Some Korean academics believe that the reason why some Koreans cannot pronounce English is because of physical differences. “Those who have a short frenulum (a strap of tissue linking the tongue to the floor of the mouth) can face problems pronouncing some characters due to a disturbance in lateral movements of the tongue,” said Bae Jung-ho, an oral surgeon at Seoul’s Yonsei Severance Hospital.

 Such drastic measures are often taken in an ever increasing level of competitiveness in the Korean society, where the need for speaking English is higher than ever.

The operations are mostly performed on young children and cost about 150,000 won. But do they really help? The answer is that there is no decisive evidence, as many months of speech therapy is need after the operation, and the level of success largely depends on the child’s mind & the ability to acquire new language.

 Many speech problems can be improved by constant practice of phonics and speech therapy.

Here are the reasons why Korean native speakers have difficulty speaking English:

1.       Some English sounds do not exist in Korean, which include friction sounds such as /f/, /v/, /z/, th )

2.       Syllables: Korean words never have more than 2 consonants pronounced in one syllable (eg. ‘Disks’ has 3 consonants in a row, ‘sks’). In English, the word ‘disk’ is just one syllable, while in Korean it would have three.

3.       Final Sounds: In Korean, consonants are not released unless they are followed by a vowel in the same syllable (eg 맛이 - mashi ), and word final consonants are never released (eg - mat). This results in Koreans adding an extra ‘u’, or ‘i’ vowel to the end of each English word that ends with a consonant. Eg ‘dark’ becomes /darku/

4.        Overall pronunciation of sentences: The semantics in the English language depend on the stress and intonation of words, and how they relate to each other. This allows the English language to include weak forms that may sound completely unfamiliar to Korean English learners, such as: "What'a'ye'gonnaDO?", or “Wach’ya’NAME?”


5.        Pollution from Koreanized English words (Konglish). See below for more.


A table of 15 Common Pronunciation Problems








Tongue touches hard palate.


"light" (clear)




Contact. Brief "schwa" after release.


"tall" (dark l)




Back of tongue to back roof. Nasal.

/ŋ/ + /k/


/ŋ/ + /g/

"thin" + k or g


Voiced stop: back of tongue to back roof.

/ŋ/ + /g/


/ŋ/ + /k/



Voiced: tip of tongue behind top teeth. Friction.






Voiceless. Friction. Tongue between teeth.






Voiced. Friction with top teeth & bottom lip.






Voiced. Friction with top teeth & bottom lip.






Tongue central. Then tightly round lips.






Tongue central. Then tightly round lips.






Weak endings: e.g. "London" "England"


"the" (schwa)

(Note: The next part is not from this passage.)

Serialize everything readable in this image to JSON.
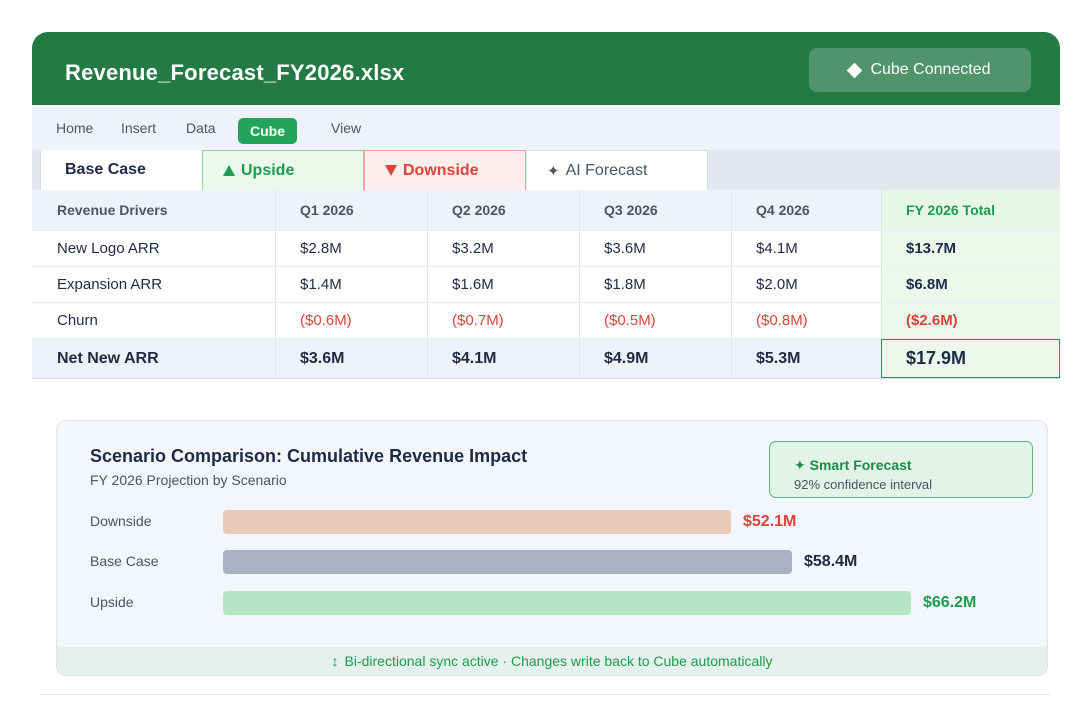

Fix tongue in central position. Long.






Tongue low, back & fixed. Jaws together.






Tongue low & back. Jaws together. Long.






Keep mouth round and tongue back.








Konglish words are Korean words borrowed from other languages such as English. There are five types of Konglish:

      1.       Verbicide’: Words whose meaning has been killed eg. ‘한들’ (Handle) in English is ‘Steering Wheel”

2.       Fabricated Phrases: Words that have been made up from an original word or words to mean something different. Eye Shopping (Konglish) = Window Shopping(English)

3.       Phonetically Different Words. Words where pronunciation has changed. Eg. Pizza (English), in Pija (Korean).

4.       OK Konglish: Where meaning and pronunciation are roughly the same. (eg. Bye Bye)

5.       Abbreviated Words, where the original English word has been shortened. Eg Air Con


When teaching English to Koreans, be on the lookout for any Konglish words they throw in, and correct straight away. Sometimes however, Konglish can be useful in teaching English vocabulary - because those are the words that they feel like they can master very easy.


A shortcut to better English, MSNBC,
Korean speaking problems
Korean English Taxonomy: